**Exercise details**
The word "JSON" occurs in some lines of the data. Return each such line.

[Website and app data records]
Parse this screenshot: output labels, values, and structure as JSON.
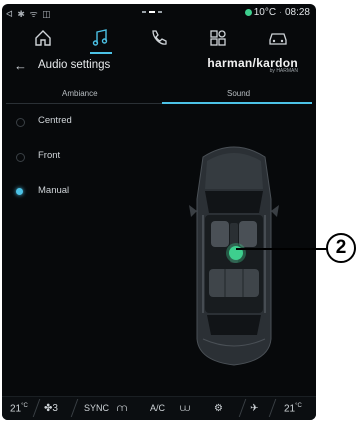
{
  "status_bar": {
    "left_icons": "ᐊ ✱ ᯤ ◫",
    "temperature": "10°C",
    "time": "08:28"
  },
  "top_nav": {
    "items": [
      {
        "icon": "home-icon"
      },
      {
        "icon": "music-note-icon",
        "active": true
      },
      {
        "icon": "phone-icon"
      },
      {
        "icon": "apps-grid-icon"
      },
      {
        "icon": "car-icon"
      }
    ]
  },
  "header": {
    "back_symbol": "←",
    "title": "Audio settings",
    "brand_main": "harman/kardon",
    "brand_sub": "by HARMAN"
  },
  "tabs": [
    {
      "label": "Ambiance",
      "active": false
    },
    {
      "label": "Sound",
      "active": true
    }
  ],
  "options": [
    {
      "label": "Centred",
      "selected": false
    },
    {
      "label": "Front",
      "selected": false
    },
    {
      "label": "Manual",
      "selected": true
    }
  ],
  "bottom_bar": {
    "left_temp": "21",
    "fan_speed": "3",
    "sync": "SYNC",
    "ac": "A/C",
    "right_temp": "21"
  },
  "callout": "2",
  "colors": {
    "accent": "#4cc2e6",
    "focus_point": "#3ecf8e",
    "background": "#07090b"
  }
}
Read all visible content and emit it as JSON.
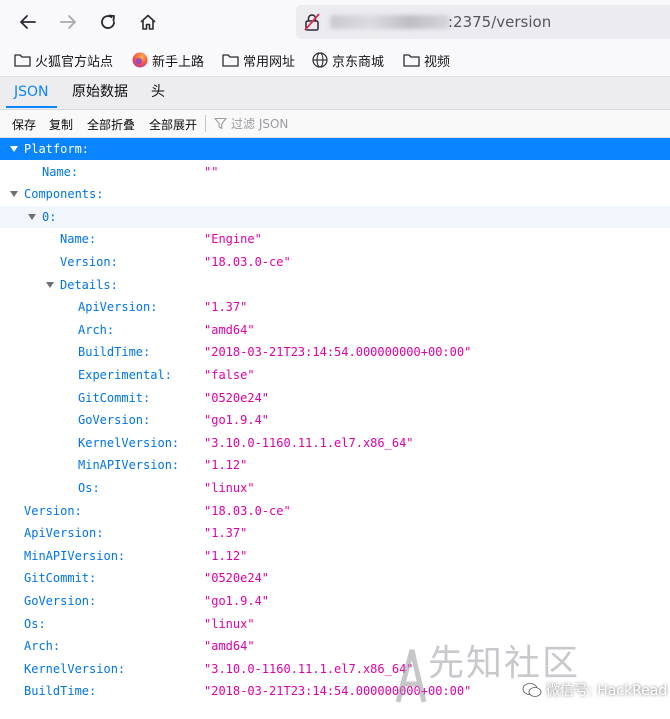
{
  "browser": {
    "url_visible": ":2375/version",
    "bookmarks": [
      "火狐官方站点",
      "新手上路",
      "常用网址",
      "京东商城",
      "视频"
    ]
  },
  "viewer": {
    "tabs": [
      "JSON",
      "原始数据",
      "头"
    ],
    "active_tab": "JSON",
    "toolbar": {
      "save": "保存",
      "copy": "复制",
      "collapse_all": "全部折叠",
      "expand_all": "全部展开",
      "filter_placeholder": "过滤 JSON"
    }
  },
  "tree": [
    {
      "key": "Platform:",
      "value": "",
      "depth": 0,
      "twisty": true,
      "selected": true
    },
    {
      "key": "Name:",
      "value": "\"\"",
      "depth": 1
    },
    {
      "key": "Components:",
      "value": "",
      "depth": 0,
      "twisty": true
    },
    {
      "key": "0:",
      "value": "",
      "depth": 1,
      "twisty": true,
      "highlight": true
    },
    {
      "key": "Name:",
      "value": "\"Engine\"",
      "depth": 2
    },
    {
      "key": "Version:",
      "value": "\"18.03.0-ce\"",
      "depth": 2
    },
    {
      "key": "Details:",
      "value": "",
      "depth": 2,
      "twisty": true
    },
    {
      "key": "ApiVersion:",
      "value": "\"1.37\"",
      "depth": 3
    },
    {
      "key": "Arch:",
      "value": "\"amd64\"",
      "depth": 3
    },
    {
      "key": "BuildTime:",
      "value": "\"2018-03-21T23:14:54.000000000+00:00\"",
      "depth": 3
    },
    {
      "key": "Experimental:",
      "value": "\"false\"",
      "depth": 3
    },
    {
      "key": "GitCommit:",
      "value": "\"0520e24\"",
      "depth": 3
    },
    {
      "key": "GoVersion:",
      "value": "\"go1.9.4\"",
      "depth": 3
    },
    {
      "key": "KernelVersion:",
      "value": "\"3.10.0-1160.11.1.el7.x86_64\"",
      "depth": 3
    },
    {
      "key": "MinAPIVersion:",
      "value": "\"1.12\"",
      "depth": 3
    },
    {
      "key": "Os:",
      "value": "\"linux\"",
      "depth": 3
    },
    {
      "key": "Version:",
      "value": "\"18.03.0-ce\"",
      "depth": 0
    },
    {
      "key": "ApiVersion:",
      "value": "\"1.37\"",
      "depth": 0
    },
    {
      "key": "MinAPIVersion:",
      "value": "\"1.12\"",
      "depth": 0
    },
    {
      "key": "GitCommit:",
      "value": "\"0520e24\"",
      "depth": 0
    },
    {
      "key": "GoVersion:",
      "value": "\"go1.9.4\"",
      "depth": 0
    },
    {
      "key": "Os:",
      "value": "\"linux\"",
      "depth": 0
    },
    {
      "key": "Arch:",
      "value": "\"amd64\"",
      "depth": 0
    },
    {
      "key": "KernelVersion:",
      "value": "\"3.10.0-1160.11.1.el7.x86_64\"",
      "depth": 0
    },
    {
      "key": "BuildTime:",
      "value": "\"2018-03-21T23:14:54.000000000+00:00\"",
      "depth": 0
    }
  ],
  "watermark": {
    "site": "先知社区",
    "wechat": "微信号: HackRead"
  },
  "colors": {
    "accent": "#0a84ff",
    "key": "#0074e8",
    "string": "#dd00a9"
  },
  "icons": [
    "back-arrow-icon",
    "forward-arrow-icon",
    "reload-icon",
    "home-icon",
    "lock-icon",
    "folder-icon",
    "firefox-icon",
    "globe-icon",
    "filter-icon"
  ]
}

**Answer for the task**
Parse this screenshot: output labels, values, and structure as JSON.
Read all visible content and emit it as JSON.
      "JSON",
    "active_tab": "JSON",
      "filter_placeholder": "过滤 JSON"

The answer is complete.